(Stored items from a collection)

━━━━━━━━━━━━━━━━

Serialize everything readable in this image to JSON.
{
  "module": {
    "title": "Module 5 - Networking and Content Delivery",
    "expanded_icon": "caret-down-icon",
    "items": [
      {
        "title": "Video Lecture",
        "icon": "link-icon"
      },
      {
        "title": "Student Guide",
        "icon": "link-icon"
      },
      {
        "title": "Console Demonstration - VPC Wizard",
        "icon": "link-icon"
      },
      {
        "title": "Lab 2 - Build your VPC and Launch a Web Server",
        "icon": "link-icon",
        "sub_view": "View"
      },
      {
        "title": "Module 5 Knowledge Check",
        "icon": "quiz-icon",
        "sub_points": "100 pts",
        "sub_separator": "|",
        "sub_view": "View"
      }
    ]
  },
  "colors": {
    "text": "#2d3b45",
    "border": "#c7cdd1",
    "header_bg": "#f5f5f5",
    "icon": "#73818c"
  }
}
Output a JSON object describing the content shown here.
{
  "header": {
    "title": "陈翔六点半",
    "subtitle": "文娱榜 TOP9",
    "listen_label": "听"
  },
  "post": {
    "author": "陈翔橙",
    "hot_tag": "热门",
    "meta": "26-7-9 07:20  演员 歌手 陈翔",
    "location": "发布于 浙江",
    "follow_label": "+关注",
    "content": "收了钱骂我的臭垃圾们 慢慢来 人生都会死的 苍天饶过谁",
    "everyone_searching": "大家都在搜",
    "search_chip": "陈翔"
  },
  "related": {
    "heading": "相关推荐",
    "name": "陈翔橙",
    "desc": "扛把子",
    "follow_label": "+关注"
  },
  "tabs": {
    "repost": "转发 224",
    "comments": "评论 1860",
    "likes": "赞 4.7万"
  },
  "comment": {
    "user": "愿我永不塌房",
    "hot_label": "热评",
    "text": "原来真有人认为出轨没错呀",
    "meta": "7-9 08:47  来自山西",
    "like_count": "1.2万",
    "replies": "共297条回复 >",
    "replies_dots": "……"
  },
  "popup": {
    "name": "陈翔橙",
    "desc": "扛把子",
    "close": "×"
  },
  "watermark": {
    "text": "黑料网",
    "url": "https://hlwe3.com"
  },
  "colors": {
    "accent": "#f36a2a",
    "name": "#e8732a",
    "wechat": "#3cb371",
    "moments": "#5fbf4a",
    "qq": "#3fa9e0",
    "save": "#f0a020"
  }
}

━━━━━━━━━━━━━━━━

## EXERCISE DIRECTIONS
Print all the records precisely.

## ANSWER TO THIS TASK
Serialize everything readable in this image to JSON.
{
  "module": {
    "title": "Module 5 - Networking and Content Delivery",
    "expanded_icon": "caret-down-icon",
    "items": [
      {
        "title": "Video Lecture",
        "icon": "link-icon"
      },
      {
        "title": "Student Guide",
        "icon": "link-icon"
      },
      {
        "title": "Console Demonstration - VPC Wizard",
        "icon": "link-icon"
      },
      {
        "title": "Lab 2 - Build your VPC and Launch a Web Server",
        "icon": "link-icon",
        "sub_view": "View"
      },
      {
        "title": "Module 5 Knowledge Check",
        "icon": "quiz-icon",
        "sub_points": "100 pts",
        "sub_separator": "|",
        "sub_view": "View"
      }
    ]
  },
  "colors": {
    "text": "#2d3b45",
    "border": "#c7cdd1",
    "header_bg": "#f5f5f5",
    "icon": "#73818c"
  }
}
Output a JSON object describing the content shown here.
{
  "header": {
    "title": "陈翔六点半",
    "subtitle": "文娱榜 TOP9",
    "listen_label": "听"
  },
  "post": {
    "author": "陈翔橙",
    "hot_tag": "热门",
    "meta": "26-7-9 07:20  演员 歌手 陈翔",
    "location": "发布于 浙江",
    "follow_label": "+关注",
    "content": "收了钱骂我的臭垃圾们 慢慢来 人生都会死的 苍天饶过谁",
    "everyone_searching": "大家都在搜",
    "search_chip": "陈翔"
  },
  "related": {
    "heading": "相关推荐",
    "name": "陈翔橙",
    "desc": "扛把子",
    "follow_label": "+关注"
  },
  "tabs": {
    "repost": "转发 224",
    "comments": "评论 1860",
    "likes": "赞 4.7万"
  },
  "comment": {
    "user": "愿我永不塌房",
    "hot_label": "热评",
    "text": "原来真有人认为出轨没错呀",
    "meta": "7-9 08:47  来自山西",
    "like_count": "1.2万",
    "replies": "共297条回复 >",
    "replies_dots": "……"
  },
  "popup": {
    "name": "陈翔橙",
    "desc": "扛把子",
    "close": "×"
  },
  "watermark": {
    "text": "黑料网",
    "url": "https://hlwe3.com"
  },
  "colors": {
    "accent": "#f36a2a",
    "name": "#e8732a",
    "wechat": "#3cb371",
    "moments": "#5fbf4a",
    "qq": "#3fa9e0",
    "save": "#f0a020"
  }
}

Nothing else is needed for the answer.